Amie finds support for our teens in Mongolia
AMIE Dreyer, co-founder of adolescent counselling program Chrysalis, is just back from Mongolia after gaining an extremely high-flying supporter.
Amie was in Mongolia on a personal journey of her own, and her guide told her of the Golden Eagle Festival in the Altai Mountains.
While in the region she met 14-year-old Ashol-Pan, the youngest eagle hunter and and only female eagle hunter in Mongolia.
"Ashol-Pan did really well in the competition considering she was up against more than 70 male competitors who had been training their eagles to hunt foxes and wolves their whole lives," Amie said.
"My interpreter told her about the job I do with Chrysalis, supporting more than 90 at-risk teenage girls in Australia, all who have experienced high levels of trauma.
"Ashol-Pan was very empathetic and understood the importance of women supporting each other.
"She and her mother were very happy to become advocates and symbols of empowerment and hope for all young women, uniting together around the world."
Amie co-founded Chrysalis with Jane MCGowen in 2008 at Byron Bay High and the program recently won the annual Northern District Local Health Network Overall Quality Award.
The program operates in five high schools across the Northern Rivers every week, offering group counselling sessions.
"Over the last seven years we have engaged literally hundreds of girls from a diverse range of backgrounds," said Amie.
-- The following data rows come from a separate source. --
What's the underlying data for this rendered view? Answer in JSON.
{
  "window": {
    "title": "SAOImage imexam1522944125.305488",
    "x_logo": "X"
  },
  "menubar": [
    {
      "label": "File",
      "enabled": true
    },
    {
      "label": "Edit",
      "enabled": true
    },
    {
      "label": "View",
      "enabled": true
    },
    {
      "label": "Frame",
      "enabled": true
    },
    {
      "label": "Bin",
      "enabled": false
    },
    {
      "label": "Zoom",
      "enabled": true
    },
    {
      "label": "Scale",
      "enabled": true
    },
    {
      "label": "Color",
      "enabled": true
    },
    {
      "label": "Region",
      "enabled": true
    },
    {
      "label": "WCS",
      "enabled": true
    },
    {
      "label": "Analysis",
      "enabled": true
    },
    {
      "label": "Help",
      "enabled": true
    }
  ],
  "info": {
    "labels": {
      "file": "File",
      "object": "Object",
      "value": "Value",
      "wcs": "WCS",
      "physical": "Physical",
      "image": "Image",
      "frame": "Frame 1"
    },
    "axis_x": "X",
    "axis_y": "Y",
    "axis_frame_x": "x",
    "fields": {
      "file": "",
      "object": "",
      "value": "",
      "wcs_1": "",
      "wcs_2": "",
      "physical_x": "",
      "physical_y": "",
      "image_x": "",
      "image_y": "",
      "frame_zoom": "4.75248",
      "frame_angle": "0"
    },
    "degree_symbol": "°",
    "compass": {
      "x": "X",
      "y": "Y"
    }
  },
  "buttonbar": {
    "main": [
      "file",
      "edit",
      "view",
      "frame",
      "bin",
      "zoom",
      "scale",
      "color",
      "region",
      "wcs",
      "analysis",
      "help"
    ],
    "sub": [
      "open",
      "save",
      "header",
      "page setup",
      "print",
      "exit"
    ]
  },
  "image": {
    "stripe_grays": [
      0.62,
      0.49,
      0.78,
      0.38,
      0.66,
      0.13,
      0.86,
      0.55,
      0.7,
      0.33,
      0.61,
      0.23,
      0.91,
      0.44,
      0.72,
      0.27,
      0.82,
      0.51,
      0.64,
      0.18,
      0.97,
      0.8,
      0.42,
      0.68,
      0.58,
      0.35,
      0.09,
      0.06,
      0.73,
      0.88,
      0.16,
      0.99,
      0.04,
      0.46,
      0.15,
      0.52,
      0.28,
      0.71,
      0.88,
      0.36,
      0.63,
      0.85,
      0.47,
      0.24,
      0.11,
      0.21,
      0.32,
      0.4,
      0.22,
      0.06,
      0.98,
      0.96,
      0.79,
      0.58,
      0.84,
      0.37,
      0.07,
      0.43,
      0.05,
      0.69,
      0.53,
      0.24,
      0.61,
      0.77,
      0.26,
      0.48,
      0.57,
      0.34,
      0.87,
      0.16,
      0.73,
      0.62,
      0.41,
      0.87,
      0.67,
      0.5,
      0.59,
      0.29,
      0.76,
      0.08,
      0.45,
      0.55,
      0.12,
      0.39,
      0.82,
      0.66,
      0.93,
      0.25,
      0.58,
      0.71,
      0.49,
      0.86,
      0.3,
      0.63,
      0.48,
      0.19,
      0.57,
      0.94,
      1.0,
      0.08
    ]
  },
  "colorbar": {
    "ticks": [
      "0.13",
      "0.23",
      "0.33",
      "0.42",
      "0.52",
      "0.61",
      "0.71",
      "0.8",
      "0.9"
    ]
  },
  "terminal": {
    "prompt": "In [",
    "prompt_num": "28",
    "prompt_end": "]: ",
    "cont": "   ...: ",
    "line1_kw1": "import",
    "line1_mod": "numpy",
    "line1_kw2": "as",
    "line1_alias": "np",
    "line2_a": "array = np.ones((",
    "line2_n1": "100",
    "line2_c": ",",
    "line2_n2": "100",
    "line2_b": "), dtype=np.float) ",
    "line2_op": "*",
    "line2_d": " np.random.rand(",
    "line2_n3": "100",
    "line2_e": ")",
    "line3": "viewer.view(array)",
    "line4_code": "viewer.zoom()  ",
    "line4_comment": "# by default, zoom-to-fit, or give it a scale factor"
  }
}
"More than 90% of young women who have participated say Chrysalis has made significant and positive changes for them."